| TASK STATEMENT |
Copy all of the data below without altering a single line.

(Records excerpted from a collection)
------

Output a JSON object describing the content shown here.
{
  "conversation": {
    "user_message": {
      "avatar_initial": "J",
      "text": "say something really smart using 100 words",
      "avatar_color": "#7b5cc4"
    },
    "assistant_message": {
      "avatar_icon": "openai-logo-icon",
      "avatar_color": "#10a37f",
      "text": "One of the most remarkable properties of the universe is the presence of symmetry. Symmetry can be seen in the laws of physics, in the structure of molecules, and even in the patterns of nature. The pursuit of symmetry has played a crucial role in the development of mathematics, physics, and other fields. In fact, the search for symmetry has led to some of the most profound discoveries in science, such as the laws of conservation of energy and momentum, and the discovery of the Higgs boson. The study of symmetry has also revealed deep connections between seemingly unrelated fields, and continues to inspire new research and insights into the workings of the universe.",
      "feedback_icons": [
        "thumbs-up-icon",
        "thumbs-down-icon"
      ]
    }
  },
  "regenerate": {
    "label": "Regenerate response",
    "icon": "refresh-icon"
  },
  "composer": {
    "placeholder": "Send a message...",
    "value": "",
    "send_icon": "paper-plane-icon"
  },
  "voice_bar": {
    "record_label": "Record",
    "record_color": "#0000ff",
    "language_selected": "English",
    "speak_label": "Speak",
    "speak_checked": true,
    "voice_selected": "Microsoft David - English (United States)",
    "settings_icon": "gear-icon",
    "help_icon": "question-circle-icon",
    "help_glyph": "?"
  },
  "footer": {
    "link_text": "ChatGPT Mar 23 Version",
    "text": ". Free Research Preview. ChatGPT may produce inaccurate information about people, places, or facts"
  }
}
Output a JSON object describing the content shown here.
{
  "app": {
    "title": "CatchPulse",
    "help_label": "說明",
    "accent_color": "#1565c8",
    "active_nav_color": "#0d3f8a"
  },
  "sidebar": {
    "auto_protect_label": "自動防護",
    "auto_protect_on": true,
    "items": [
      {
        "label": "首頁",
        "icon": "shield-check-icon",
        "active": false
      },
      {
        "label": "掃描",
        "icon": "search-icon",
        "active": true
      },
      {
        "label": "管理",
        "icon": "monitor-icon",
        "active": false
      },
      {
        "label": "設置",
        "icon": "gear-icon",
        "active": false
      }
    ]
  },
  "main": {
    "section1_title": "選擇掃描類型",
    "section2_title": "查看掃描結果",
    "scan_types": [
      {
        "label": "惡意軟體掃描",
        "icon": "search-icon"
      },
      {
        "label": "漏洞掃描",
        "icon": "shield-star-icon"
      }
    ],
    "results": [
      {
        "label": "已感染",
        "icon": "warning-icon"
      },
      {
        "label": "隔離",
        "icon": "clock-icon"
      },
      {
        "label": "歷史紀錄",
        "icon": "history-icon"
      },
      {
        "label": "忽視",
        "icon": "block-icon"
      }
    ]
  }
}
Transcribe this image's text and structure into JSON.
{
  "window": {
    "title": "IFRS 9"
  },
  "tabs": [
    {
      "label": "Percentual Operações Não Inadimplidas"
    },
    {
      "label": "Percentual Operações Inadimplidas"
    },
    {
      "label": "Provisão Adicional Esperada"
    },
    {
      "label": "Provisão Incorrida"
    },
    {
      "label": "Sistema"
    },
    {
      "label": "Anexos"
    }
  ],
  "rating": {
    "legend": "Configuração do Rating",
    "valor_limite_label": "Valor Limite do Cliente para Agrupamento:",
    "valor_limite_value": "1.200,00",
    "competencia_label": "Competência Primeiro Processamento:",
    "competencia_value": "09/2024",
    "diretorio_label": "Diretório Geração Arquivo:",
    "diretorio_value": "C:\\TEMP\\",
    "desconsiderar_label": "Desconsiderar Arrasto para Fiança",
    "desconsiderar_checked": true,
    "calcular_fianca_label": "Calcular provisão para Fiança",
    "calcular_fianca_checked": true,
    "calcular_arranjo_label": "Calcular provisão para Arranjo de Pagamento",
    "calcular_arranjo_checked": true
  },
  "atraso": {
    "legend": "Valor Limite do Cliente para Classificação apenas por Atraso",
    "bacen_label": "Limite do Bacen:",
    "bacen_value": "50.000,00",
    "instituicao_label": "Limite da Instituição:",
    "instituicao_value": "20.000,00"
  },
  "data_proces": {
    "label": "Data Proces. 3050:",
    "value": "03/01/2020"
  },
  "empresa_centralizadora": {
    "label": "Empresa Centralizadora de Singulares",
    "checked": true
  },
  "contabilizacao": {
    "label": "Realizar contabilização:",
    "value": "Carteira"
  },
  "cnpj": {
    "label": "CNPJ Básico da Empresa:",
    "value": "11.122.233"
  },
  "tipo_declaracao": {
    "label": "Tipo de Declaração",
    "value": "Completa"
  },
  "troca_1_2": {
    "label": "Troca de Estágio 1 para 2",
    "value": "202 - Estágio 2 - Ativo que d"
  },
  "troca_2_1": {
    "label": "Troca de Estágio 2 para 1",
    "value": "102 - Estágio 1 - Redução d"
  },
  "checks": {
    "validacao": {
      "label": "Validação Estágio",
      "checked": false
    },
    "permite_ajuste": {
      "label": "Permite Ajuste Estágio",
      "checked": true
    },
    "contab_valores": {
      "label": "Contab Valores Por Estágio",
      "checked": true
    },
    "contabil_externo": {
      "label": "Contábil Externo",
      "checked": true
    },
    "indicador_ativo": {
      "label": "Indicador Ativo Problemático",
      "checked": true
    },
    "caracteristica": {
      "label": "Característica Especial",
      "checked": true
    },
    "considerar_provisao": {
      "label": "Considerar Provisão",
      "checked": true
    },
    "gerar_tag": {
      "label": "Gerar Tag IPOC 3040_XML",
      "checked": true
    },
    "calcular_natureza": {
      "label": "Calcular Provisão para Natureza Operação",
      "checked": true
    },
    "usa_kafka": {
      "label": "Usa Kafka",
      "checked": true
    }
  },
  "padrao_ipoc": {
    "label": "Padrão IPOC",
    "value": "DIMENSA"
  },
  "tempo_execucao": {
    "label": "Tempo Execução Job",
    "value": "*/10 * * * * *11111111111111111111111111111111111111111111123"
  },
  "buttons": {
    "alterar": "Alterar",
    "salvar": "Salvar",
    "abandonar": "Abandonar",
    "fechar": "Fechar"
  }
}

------

| RESULT FOR THIS EXERCISE |
Output a JSON object describing the content shown here.
{
  "conversation": {
    "user_message": {
      "avatar_initial": "J",
      "text": "say something really smart using 100 words",
      "avatar_color": "#7b5cc4"
    },
    "assistant_message": {
      "avatar_icon": "openai-logo-icon",
      "avatar_color": "#10a37f",
      "text": "One of the most remarkable properties of the universe is the presence of symmetry. Symmetry can be seen in the laws of physics, in the structure of molecules, and even in the patterns of nature. The pursuit of symmetry has played a crucial role in the development of mathematics, physics, and other fields. In fact, the search for symmetry has led to some of the most profound discoveries in science, such as the laws of conservation of energy and momentum, and the discovery of the Higgs boson. The study of symmetry has also revealed deep connections between seemingly unrelated fields, and continues to inspire new research and insights into the workings of the universe.",
      "feedback_icons": [
        "thumbs-up-icon",
        "thumbs-down-icon"
      ]
    }
  },
  "regenerate": {
    "label": "Regenerate response",
    "icon": "refresh-icon"
  },
  "composer": {
    "placeholder": "Send a message...",
    "value": "",
    "send_icon": "paper-plane-icon"
  },
  "voice_bar": {
    "record_label": "Record",
    "record_color": "#0000ff",
    "language_selected": "English",
    "speak_label": "Speak",
    "speak_checked": true,
    "voice_selected": "Microsoft David - English (United States)",
    "settings_icon": "gear-icon",
    "help_icon": "question-circle-icon",
    "help_glyph": "?"
  },
  "footer": {
    "link_text": "ChatGPT Mar 23 Version",
    "text": ". Free Research Preview. ChatGPT may produce inaccurate information about people, places, or facts"
  }
}
Output a JSON object describing the content shown here.
{
  "app": {
    "title": "CatchPulse",
    "help_label": "說明",
    "accent_color": "#1565c8",
    "active_nav_color": "#0d3f8a"
  },
  "sidebar": {
    "auto_protect_label": "自動防護",
    "auto_protect_on": true,
    "items": [
      {
        "label": "首頁",
        "icon": "shield-check-icon",
        "active": false
      },
      {
        "label": "掃描",
        "icon": "search-icon",
        "active": true
      },
      {
        "label": "管理",
        "icon": "monitor-icon",
        "active": false
      },
      {
        "label": "設置",
        "icon": "gear-icon",
        "active": false
      }
    ]
  },
  "main": {
    "section1_title": "選擇掃描類型",
    "section2_title": "查看掃描結果",
    "scan_types": [
      {
        "label": "惡意軟體掃描",
        "icon": "search-icon"
      },
      {
        "label": "漏洞掃描",
        "icon": "shield-star-icon"
      }
    ],
    "results": [
      {
        "label": "已感染",
        "icon": "warning-icon"
      },
      {
        "label": "隔離",
        "icon": "clock-icon"
      },
      {
        "label": "歷史紀錄",
        "icon": "history-icon"
      },
      {
        "label": "忽視",
        "icon": "block-icon"
      }
    ]
  }
}
Transcribe this image's text and structure into JSON.
{
  "window": {
    "title": "IFRS 9"
  },
  "tabs": [
    {
      "label": "Percentual Operações Não Inadimplidas"
    },
    {
      "label": "Percentual Operações Inadimplidas"
    },
    {
      "label": "Provisão Adicional Esperada"
    },
    {
      "label": "Provisão Incorrida"
    },
    {
      "label": "Sistema"
    },
    {
      "label": "Anexos"
    }
  ],
  "rating": {
    "legend": "Configuração do Rating",
    "valor_limite_label": "Valor Limite do Cliente para Agrupamento:",
    "valor_limite_value": "1.200,00",
    "competencia_label": "Competência Primeiro Processamento:",
    "competencia_value": "09/2024",
    "diretorio_label": "Diretório Geração Arquivo:",
    "diretorio_value": "C:\\TEMP\\",
    "desconsiderar_label": "Desconsiderar Arrasto para Fiança",
    "desconsiderar_checked": true,
    "calcular_fianca_label": "Calcular provisão para Fiança",
    "calcular_fianca_checked": true,
    "calcular_arranjo_label": "Calcular provisão para Arranjo de Pagamento",
    "calcular_arranjo_checked": true
  },
  "atraso": {
    "legend": "Valor Limite do Cliente para Classificação apenas por Atraso",
    "bacen_label": "Limite do Bacen:",
    "bacen_value": "50.000,00",
    "instituicao_label": "Limite da Instituição:",
    "instituicao_value": "20.000,00"
  },
  "data_proces": {
    "label": "Data Proces. 3050:",
    "value": "03/01/2020"
  },
  "empresa_centralizadora": {
    "label": "Empresa Centralizadora de Singulares",
    "checked": true
  },
  "contabilizacao": {
    "label": "Realizar contabilização:",
    "value": "Carteira"
  },
  "cnpj": {
    "label": "CNPJ Básico da Empresa:",
    "value": "11.122.233"
  },
  "tipo_declaracao": {
    "label": "Tipo de Declaração",
    "value": "Completa"
  },
  "troca_1_2": {
    "label": "Troca de Estágio 1 para 2",
    "value": "202 - Estágio 2 - Ativo que d"
  },
  "troca_2_1": {
    "label": "Troca de Estágio 2 para 1",
    "value": "102 - Estágio 1 - Redução d"
  },
  "checks": {
    "validacao": {
      "label": "Validação Estágio",
      "checked": false
    },
    "permite_ajuste": {
      "label": "Permite Ajuste Estágio",
      "checked": true
    },
    "contab_valores": {
      "label": "Contab Valores Por Estágio",
      "checked": true
    },
    "contabil_externo": {
      "label": "Contábil Externo",
      "checked": true
    },
    "indicador_ativo": {
      "label": "Indicador Ativo Problemático",
      "checked": true
    },
    "caracteristica": {
      "label": "Característica Especial",
      "checked": true
    },
    "considerar_provisao": {
      "label": "Considerar Provisão",
      "checked": true
    },
    "gerar_tag": {
      "label": "Gerar Tag IPOC 3040_XML",
      "checked": true
    },
    "calcular_natureza": {
      "label": "Calcular Provisão para Natureza Operação",
      "checked": true
    },
    "usa_kafka": {
      "label": "Usa Kafka",
      "checked": true
    }
  },
  "padrao_ipoc": {
    "label": "Padrão IPOC",
    "value": "DIMENSA"
  },
  "tempo_execucao": {
    "label": "Tempo Execução Job",
    "value": "*/10 * * * * *11111111111111111111111111111111111111111111123"
  },
  "buttons": {
    "alterar": "Alterar",
    "salvar": "Salvar",
    "abandonar": "Abandonar",
    "fechar": "Fechar"
  }
}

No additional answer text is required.